(CNN)Florida's coming US Senate showdown is already set, so the real drama Tuesday in the Sunshine State centers on a pair of gubernatorial primaries with national implications for both parties.
Florida's wide-open gubernatorial primaries are going down to the wire
For Republicans, the candidate backed by President Donald Trump appears to have the advantage. Florida Democrats, meanwhile, believe they are finally on course to end two decades of Republican rule after losing each of the last two governor's races by a single percentage point.
First, though, they have to choose a nominee.
The Democratic primary has been expensive, with more than $100 million in spending, and messy, as a competitive field of five settled into what most expect to be a three-horse race on Tuesday.
Former Tallahassee US Rep. Gwen Graham -- the only woman in a field she described once as "Gwen and the men" -- enters primary day with a small but seemingly durable lead in the polls over her two strongest opponents, former Miami Beach Mayor Philip Levine and Tallahassee Mayor Andrew Gillum.
Billionaire Jeff Greene, running for office again after a failed 2010 Senate primary bid, has spent heavily but failed to get much traction. His expensive attacks on Graham and Levine helped clear some space for Gillum to charge forward.
Backed by Vermont's Sen. Bernie Sanders, who campaigned for him earlier this month, and a late rush of progressive groups, Gillum is vying to become the state's first black governor. He is the only non-millionaire in the field.
"The other side has the money, Andrew has the people," Sanders said at a rally in Orlando, channeling a line made famous by New York congressional candidate Alexandria Ocasio-Cortez in her viral ad from earlier this year.
Graham is also out to make some history. If she claims the nomination on Tuesday, she would become the 11th woman on the party's gubernatorial slate this fall -- a record. And with a win in November, Graham, who was endorsed in June by New York's Sen. Kirsten Gillibrand, would become the state's first female governor.

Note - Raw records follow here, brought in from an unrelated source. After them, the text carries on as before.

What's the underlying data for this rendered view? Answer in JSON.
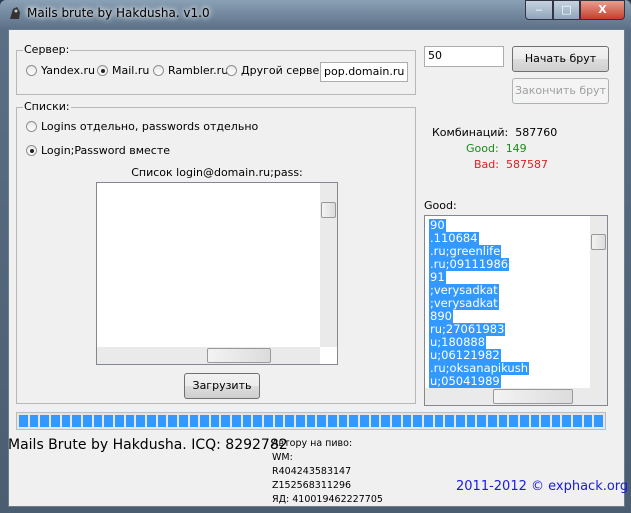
{
  "window": {
    "title": "Mails brute by Hakdusha. v1.0",
    "minimize": "‒",
    "maximize": "□",
    "close": "X"
  },
  "server": {
    "legend": "Сервер:",
    "options": [
      "Yandex.ru",
      "Mail.ru",
      "Rambler.ru",
      "Другой сервер:"
    ],
    "selected": 1,
    "custom_value": "pop.domain.ru"
  },
  "threads": {
    "value": "50"
  },
  "buttons": {
    "start": "Начать брут",
    "stop": "Закончить брут",
    "load": "Загрузить"
  },
  "lists": {
    "legend": "Списки:",
    "options": [
      "Logins отдельно, passwords отдельно",
      "Login;Password вместе"
    ],
    "selected": 1,
    "textarea_label": "Список login@domain.ru;pass:",
    "textarea_value": ""
  },
  "stats": {
    "combinations_label": "Комбинаций:",
    "combinations": "587760",
    "good_label": "Good:",
    "good": "149",
    "bad_label": "Bad:",
    "bad": "587587",
    "good_color": "#1a8a1a",
    "bad_color": "#e02020"
  },
  "good_list": {
    "label": "Good:",
    "items": [
      "90",
      ".110684",
      ".ru;greenlife",
      ".ru;09111986",
      "91",
      ";verysadkat",
      ";verysadkat",
      "890",
      "ru;27061983",
      "u;180888",
      "u;06121982",
      ".ru;oksanapikush",
      "u;05041989"
    ]
  },
  "progress": {
    "percent": 100
  },
  "footer": {
    "credit": "Mails Brute by Hakdusha. ICQ: 8292782",
    "donate_title": "Автору на пиво:",
    "wm_label": "WM:",
    "wmr": "R404243583147",
    "wmz": "Z152568311296",
    "yd": "ЯД: 410019462227705",
    "copyright": "2011-2012 © exphack.org"
  }
}
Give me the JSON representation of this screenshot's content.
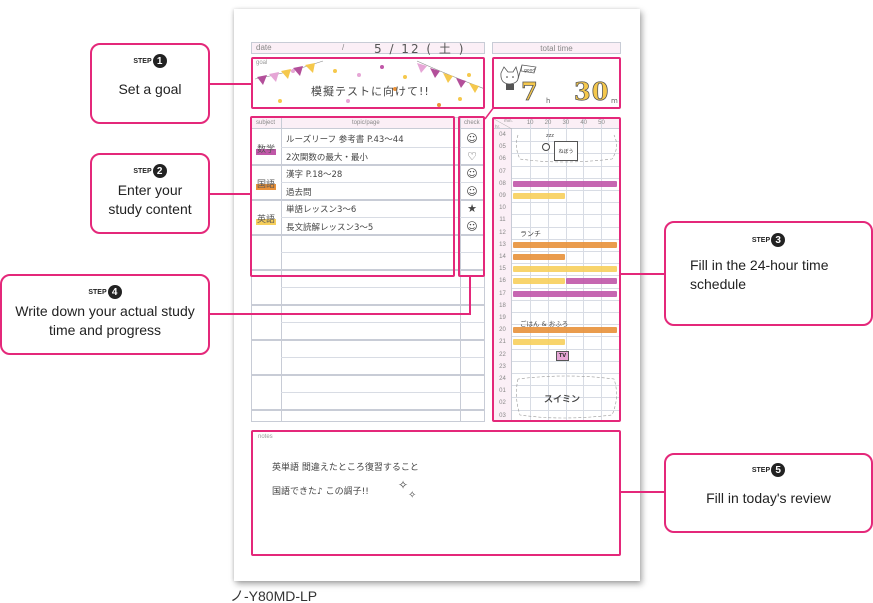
{
  "planner": {
    "model": "ノ-Y80MD-LP",
    "date": {
      "label": "date",
      "slash": "/",
      "value": "5 / 12 ( 土 )"
    },
    "total_time": {
      "label": "total time",
      "hours": "7",
      "hours_unit": "h",
      "minutes": "30",
      "minutes_unit": "m",
      "sticker": "good"
    },
    "goal": {
      "label": "goal",
      "text": "模擬テストに向けて!!"
    },
    "table": {
      "headers": {
        "subject": "subject",
        "topic": "topic/page",
        "check": "check"
      },
      "subjects": [
        {
          "name": "数学",
          "color": "#c057a8",
          "rows": [
            {
              "topic": "ルーズリーフ 参考書 P.43～44",
              "check": "☺"
            },
            {
              "topic": "2次関数の最大・最小",
              "check": "♡"
            }
          ]
        },
        {
          "name": "国語",
          "color": "#e8913a",
          "rows": [
            {
              "topic": "漢字 P.18～28",
              "check": "☺"
            },
            {
              "topic": "過去問",
              "check": "☺"
            }
          ]
        },
        {
          "name": "英語",
          "color": "#f7cf5c",
          "rows": [
            {
              "topic": "単語レッスン3～6",
              "check": "★"
            },
            {
              "topic": "長文読解レッスン3～5",
              "check": "☺"
            }
          ]
        }
      ]
    },
    "timeline": {
      "corner_min": "min.",
      "corner_hr": "hr.",
      "minutes": [
        "10",
        "20",
        "30",
        "40",
        "50"
      ],
      "hours": [
        "04",
        "05",
        "06",
        "07",
        "08",
        "09",
        "10",
        "11",
        "12",
        "13",
        "14",
        "15",
        "16",
        "17",
        "18",
        "19",
        "20",
        "21",
        "22",
        "23",
        "24",
        "01",
        "02",
        "03"
      ],
      "blocks": [
        {
          "hour": "08",
          "start_min": 0,
          "end_min": 60,
          "color": "#c057a8"
        },
        {
          "hour": "09",
          "start_min": 0,
          "end_min": 30,
          "color": "#f7cf5c"
        },
        {
          "hour": "13",
          "start_min": 0,
          "end_min": 60,
          "color": "#e8913a"
        },
        {
          "hour": "14",
          "start_min": 0,
          "end_min": 30,
          "color": "#e8913a"
        },
        {
          "hour": "15",
          "start_min": 0,
          "end_min": 60,
          "color": "#f7cf5c"
        },
        {
          "hour": "16",
          "start_min": 0,
          "end_min": 30,
          "color": "#f7cf5c"
        },
        {
          "hour": "16",
          "start_min": 30,
          "end_min": 60,
          "color": "#c057a8"
        },
        {
          "hour": "17",
          "start_min": 0,
          "end_min": 60,
          "color": "#c057a8"
        },
        {
          "hour": "20",
          "start_min": 0,
          "end_min": 60,
          "color": "#e8913a"
        },
        {
          "hour": "21",
          "start_min": 0,
          "end_min": 30,
          "color": "#f7cf5c"
        }
      ],
      "annotations": {
        "sleep_morning": "zzz",
        "alarm": "ねぼう",
        "lunch": "ランチ",
        "dinner_bath": "ごはん & おふろ",
        "tv": "TV",
        "night_sleep": "スイミン"
      }
    },
    "notes": {
      "label": "notes",
      "line1": "英単語 間違えたところ復習すること",
      "line2": "国語できた♪ この調子!!"
    }
  },
  "callouts": [
    {
      "step_word": "STEP",
      "number": "1",
      "text": "Set a goal"
    },
    {
      "step_word": "STEP",
      "number": "2",
      "text": "Enter your study content"
    },
    {
      "step_word": "STEP",
      "number": "3",
      "text": "Fill in the 24-hour time schedule"
    },
    {
      "step_word": "STEP",
      "number": "4",
      "text": "Write down your actual study time and progress"
    },
    {
      "step_word": "STEP",
      "number": "5",
      "text": "Fill in today's review"
    }
  ],
  "colors": {
    "accent": "#e4287a",
    "header_fill": "#fbeff6",
    "math": "#c057a8",
    "japanese": "#e8913a",
    "english": "#f7cf5c"
  }
}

The daughter of former governor, US senator and state lawmaker Bob Graham, a Florida political brand in his own right, Graham is considered the more moderate choice among the Democrats, with Gillum pushing her from the left. A former PTA president, she has the support of the state's largest teachers' union.
Gillum is the only Democrat in the field who supports single-payer health care. He has also been the most vocal in calling for an end to the "Stand Your Ground" law opposed by the Democrats. The field is unanimous in its desire to expand Medicaid.

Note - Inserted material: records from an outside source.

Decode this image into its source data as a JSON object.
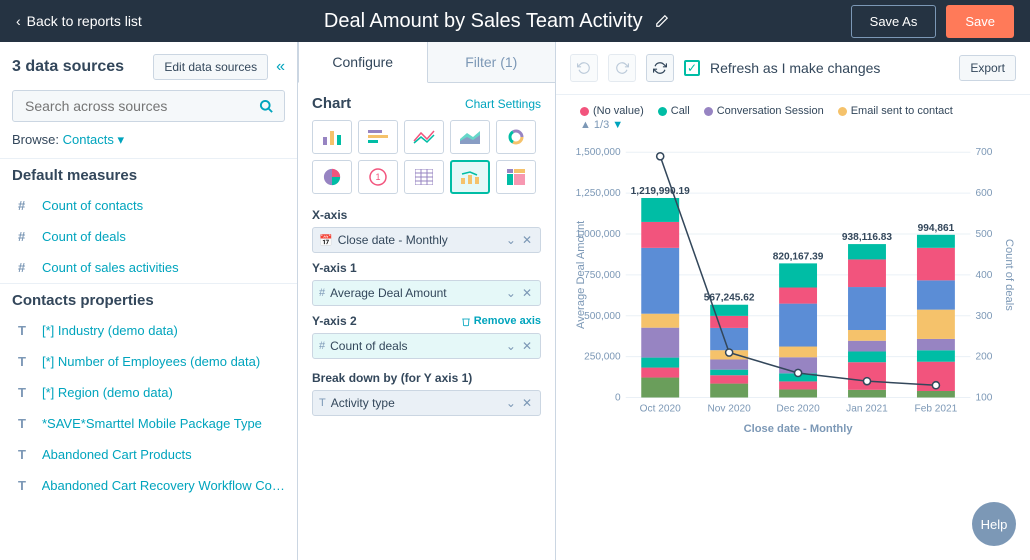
{
  "header": {
    "back": "Back to reports list",
    "title": "Deal Amount by Sales Team Activity",
    "save_as": "Save As",
    "save": "Save"
  },
  "left": {
    "sources_title": "3 data sources",
    "edit_sources": "Edit data sources",
    "search_placeholder": "Search across sources",
    "browse_label": "Browse:",
    "browse_value": "Contacts",
    "measures_title": "Default measures",
    "measures": [
      "Count of contacts",
      "Count of deals",
      "Count of sales activities"
    ],
    "props_title": "Contacts properties",
    "props": [
      "[*] Industry (demo data)",
      "[*] Number of Employees (demo data)",
      "[*] Region (demo data)",
      "*SAVE*Smarttel Mobile Package Type",
      "Abandoned Cart Products",
      "Abandoned Cart Recovery Workflow Con…"
    ]
  },
  "mid": {
    "tab_configure": "Configure",
    "tab_filter": "Filter (1)",
    "chart_heading": "Chart",
    "chart_settings": "Chart Settings",
    "x_label": "X-axis",
    "x_value": "Close date - Monthly",
    "y1_label": "Y-axis 1",
    "y1_value": "Average Deal Amount",
    "y2_label": "Y-axis 2",
    "y2_remove": "Remove axis",
    "y2_value": "Count of deals",
    "breakdown_label": "Break down by (for Y axis 1)",
    "breakdown_value": "Activity type"
  },
  "right": {
    "refresh_label": "Refresh as I make changes",
    "export": "Export",
    "pager": "1/3",
    "legend": [
      {
        "label": "(No value)",
        "color": "#f2547d"
      },
      {
        "label": "Call",
        "color": "#00bda5"
      },
      {
        "label": "Conversation Session",
        "color": "#9784c2"
      },
      {
        "label": "Email sent to contact",
        "color": "#f5c26b"
      }
    ]
  },
  "chart_data": {
    "type": "bar",
    "title": "",
    "xlabel": "Close date - Monthly",
    "ylabel": "Average Deal Amount",
    "ylabel2": "Count of deals",
    "ylim": [
      0,
      1500000
    ],
    "ylim2": [
      100,
      700
    ],
    "categories": [
      "Oct 2020",
      "Nov 2020",
      "Dec 2020",
      "Jan 2021",
      "Feb 2021"
    ],
    "totals": [
      1219990.19,
      567245.62,
      820167.39,
      938116.83,
      994861
    ],
    "count_of_deals": [
      690,
      210,
      160,
      140,
      130
    ],
    "stack_colors": [
      "#6a9e5b",
      "#f2547d",
      "#00bda5",
      "#9784c2",
      "#f5c26b",
      "#5b8dd6",
      "#f2547d",
      "#00bda5"
    ],
    "stacks": [
      [
        0.1,
        0.05,
        0.05,
        0.15,
        0.07,
        0.33,
        0.13,
        0.12
      ],
      [
        0.15,
        0.09,
        0.06,
        0.11,
        0.1,
        0.24,
        0.13,
        0.12
      ],
      [
        0.06,
        0.06,
        0.06,
        0.12,
        0.08,
        0.32,
        0.12,
        0.18
      ],
      [
        0.05,
        0.18,
        0.07,
        0.07,
        0.07,
        0.28,
        0.18,
        0.1
      ],
      [
        0.04,
        0.18,
        0.07,
        0.07,
        0.18,
        0.18,
        0.2,
        0.08
      ]
    ]
  },
  "help": "Help"
}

The 39-year-old has been outspent to varying degrees by his competitors, but he enjoyed a late boost from rich liberal donors and a band of outside groups. Billionaires Tom Steyer and George Soros, along with others, recently plunged $650,000 into the Gillum-associated political action committee, Forward Florida, while progressive groups -- including Indivisible Action, Our Revolution and People for the American Way -- pledged $3.5 million to turn out voters for Gillum over the final week of the race.

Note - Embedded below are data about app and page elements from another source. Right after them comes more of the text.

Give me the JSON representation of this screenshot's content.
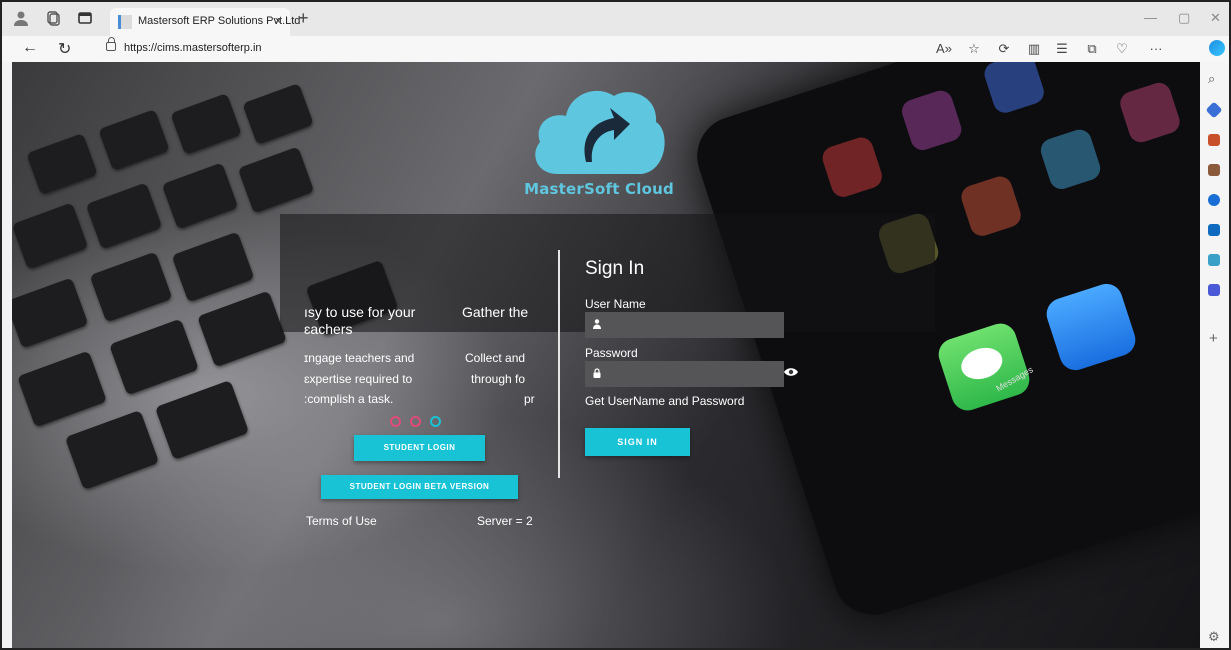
{
  "browser": {
    "tab_title": "Mastersoft ERP Solutions Pvt.Ltd",
    "tab_close": "×",
    "new_tab": "+",
    "url": "https://cims.mastersofterp.in",
    "more_label": "···"
  },
  "colors": {
    "accent": "#19c3d6",
    "logo": "#5ec7df",
    "dot_red": "#e24a78",
    "dot_teal": "#19c3d6"
  },
  "brand": {
    "name": "MasterSoft Cloud",
    "logo_icon": "cloud-arrow-icon"
  },
  "carousel": {
    "slide1_title_line1": "ısy to use for your",
    "slide1_title_line2": "ɛachers",
    "slide1_desc_line1": "ɪngage teachers and",
    "slide1_desc_line2": "ɛxpertise required to",
    "slide1_desc_line3": ":complish a task.",
    "slide2_title": "Gather the",
    "slide2_desc_line1": "Collect and",
    "slide2_desc_line2": "through fo",
    "slide2_desc_line3": "pr"
  },
  "buttons": {
    "student_login": "STUDENT LOGIN",
    "student_login_beta": "STUDENT LOGIN BETA VERSION",
    "sign_in": "SIGN IN"
  },
  "footer": {
    "terms": "Terms of Use",
    "server": "Server = 2"
  },
  "signin": {
    "title": "Sign In",
    "username_label": "User Name",
    "username_value": "",
    "password_label": "Password",
    "password_value": "",
    "get_credentials": "Get UserName and Password"
  }
}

How much the late flurry of spending will change a contest that Graham has led in almost every poll of note for some time remains to be seen, as early voting -- by absentee ballot or in person -- had already begun. Gillum has also likely been hurt by the specter of an FBI investigation surrounding Tallahassee's city government, even as he has not been implicated in any wrongdoing.
On the Republican side, there is less drama -- at least for now.
Rep. Ron DeSantis is widely seen as the favorite to outlast state Agriculture Commissioner Adam Putnam, as he campaigns on nothing so much as his support for Trump. He's already made headlines with an ad featuring him building a "wall" (of blocks) with his young daughter and appearing to read from "The Art of the Deal" to his son.
Trump has endorsed DeSantis and campaigned for him at an event in Tampa late last month.
On Monday afternoon, Trump tweeted his support again, calling DeSantis "a special person who has done an incredible job."
Putnam, a longtime political officeholder, has been endorsed by state Attorney General Pam Bondi, an early Trump backer -- a point she made upfront in an ad for him.
"Adam will stand with President Trump to get tough on illegal immigration," Bondi said, "ban sanctuary cities and deport criminal illegal aliens."
But with time running out, most polling suggests he will have to do it from the sidelines.